Vincent Mosco begins and ends To The Cloud: Big Data in a Turbulent World by exploring metaphors about clouds and applying them to cloud computing. These metaphors offer a way into understanding the history of cloud computing: where it came from, why it began, how its evolved, and the ways it works in our everyday lives. He draws on literature, including a book entitled The Cloud of Unknowing by a medieval English monk (pg. 13). As I write this, I switch over to my streaming music service momentarily and discover it playing a song of the same name, this time by a contemporary artist, James Blackshaw. Given that I’d heard of neither the song nor artist until this very moment, this makes me a bit suspicious about how closely I’m being watched by my music player. Was it reading my email? Did it discover my notes, uploaded to the cloud on Evernote? Does it know this book was shipped to me? It’s almost difficult to believe it is complete coincidence.
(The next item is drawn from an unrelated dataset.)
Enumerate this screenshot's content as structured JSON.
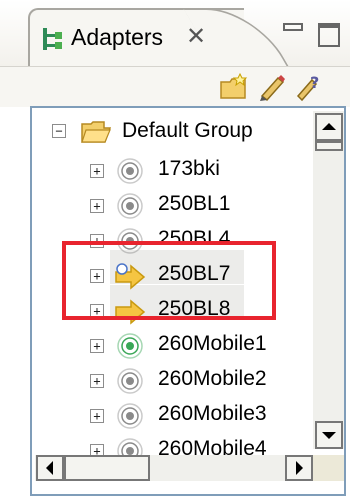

And yet this is one of the promises of the cloud and big data - a world where what we want (even when we didn’t know we wanted it) is at our finger tips exactly when we want it.
By Alexander Fink
Labels: bimatics, Informatics